PROBLEM STATEMENT – The answer is a number and only a number: how many lines of the data include the string "name"?

(Data items)

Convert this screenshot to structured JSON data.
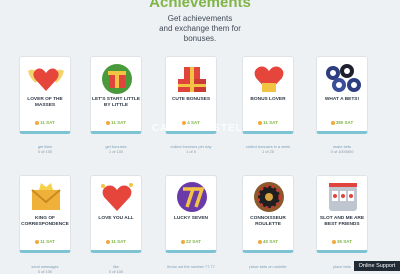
{
  "header": {
    "title": "Achievements",
    "subtitle_line1": "Get achievements",
    "subtitle_line2": "and exchange them for",
    "subtitle_line3": "bonuses."
  },
  "watermark": "CASINOCASTELLA.COM",
  "achievements": [
    {
      "name": "LOVER OF THE MASSES",
      "reward": "11 SAT",
      "task": "get likes",
      "progress": "0 of 100"
    },
    {
      "name": "LET'S START LITTLE BY LITTLE",
      "reward": "11 SAT",
      "task": "get bonuses",
      "progress": "1 of 100"
    },
    {
      "name": "CUTE BONUSES",
      "reward": "4 SAT",
      "task": "collect bonuses per day",
      "progress": "1 of 5"
    },
    {
      "name": "BONUS LOVER",
      "reward": "11 SAT",
      "task": "collect bonuses in a week",
      "progress": "1 of 25"
    },
    {
      "name": "WHAT A BETS!",
      "reward": "380 SAT",
      "task": "make bets",
      "progress": "0 of 1000000"
    },
    {
      "name": "KING OF CORRESPONDENCE",
      "reward": "11 SAT",
      "task": "send messages",
      "progress": "0 of 100"
    },
    {
      "name": "LOVE YOU ALL",
      "reward": "11 SAT",
      "task": "like",
      "progress": "0 of 100"
    },
    {
      "name": "LUCKY SEVEN",
      "reward": "22 SAT",
      "task": "throw out the number 77.77",
      "progress": ""
    },
    {
      "name": "CONNOISSEUR ROULETTE",
      "reward": "40 SAT",
      "task": "place bets on roulette",
      "progress": ""
    },
    {
      "name": "SLOT AND ME ARE BEST FRIENDS",
      "reward": "35 SAT",
      "task": "place bets",
      "progress": ""
    }
  ],
  "support_button": "Online Support"
}
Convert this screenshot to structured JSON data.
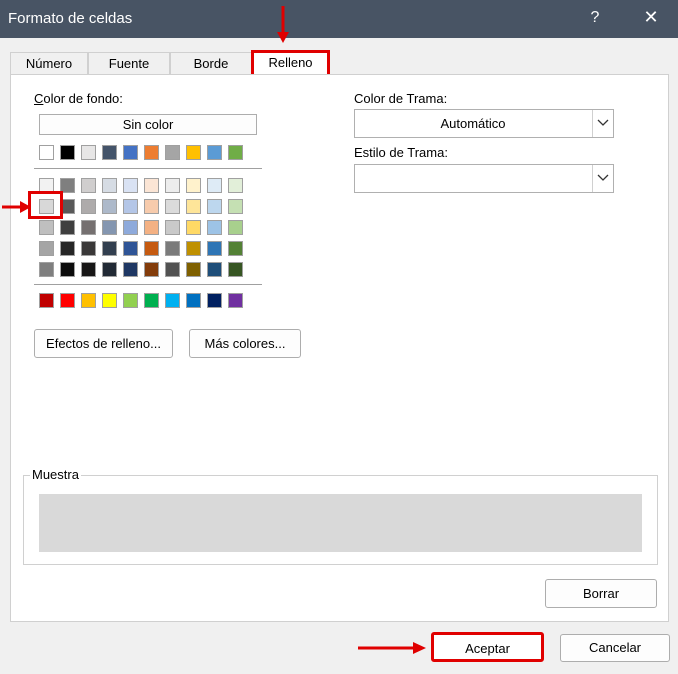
{
  "dialog": {
    "title": "Formato de celdas",
    "help": "?",
    "close": "✕"
  },
  "tabs": [
    "Número",
    "Fuente",
    "Borde",
    "Relleno"
  ],
  "fill": {
    "bg_label": "Color de fondo:",
    "no_color": "Sin color",
    "theme_row": [
      "#ffffff",
      "#000000",
      "#e7e6e6",
      "#44546a",
      "#4472c4",
      "#ed7d31",
      "#a5a5a5",
      "#ffc000",
      "#5b9bd5",
      "#70ad47"
    ],
    "shade_rows": [
      [
        "#f2f2f2",
        "#7f7f7f",
        "#d0cece",
        "#d6dce4",
        "#d9e2f3",
        "#fbe5d5",
        "#ededed",
        "#fff2cc",
        "#deebf6",
        "#e2efd9"
      ],
      [
        "#d8d8d8",
        "#595959",
        "#aeabab",
        "#adb9ca",
        "#b4c6e7",
        "#f7cbac",
        "#dbdbdb",
        "#fee599",
        "#bdd7ee",
        "#c5e0b3"
      ],
      [
        "#bfbfbf",
        "#3f3f3f",
        "#757070",
        "#8496b0",
        "#8eaadb",
        "#f4b183",
        "#c9c9c9",
        "#ffd965",
        "#9dc3e6",
        "#a8d08d"
      ],
      [
        "#a5a5a5",
        "#262626",
        "#3a3838",
        "#323f4f",
        "#2f5496",
        "#c55a11",
        "#7b7b7b",
        "#bf9000",
        "#2e75b5",
        "#538135"
      ],
      [
        "#7f7f7f",
        "#0c0c0c",
        "#171616",
        "#222a35",
        "#1f3864",
        "#833c0b",
        "#525252",
        "#7f6000",
        "#1e4e79",
        "#375623"
      ]
    ],
    "standard_row": [
      "#c00000",
      "#ff0000",
      "#ffc000",
      "#ffff00",
      "#92d050",
      "#00b050",
      "#00b0f0",
      "#0070c0",
      "#002060",
      "#7030a0"
    ],
    "selected_color": "#d8d8d8",
    "fill_effects": "Efectos de relleno...",
    "more_colors": "Más colores..."
  },
  "pattern": {
    "color_label": "Color de Trama:",
    "color_value": "Automático",
    "style_label": "Estilo de Trama:",
    "style_value": ""
  },
  "sample": {
    "label": "Muestra",
    "color": "#d9d9d9"
  },
  "buttons": {
    "clear": "Borrar",
    "ok": "Aceptar",
    "cancel": "Cancelar"
  },
  "colors": {
    "titlebar": "#485464",
    "annotation": "#e00000"
  }
}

TASK RESULT – 10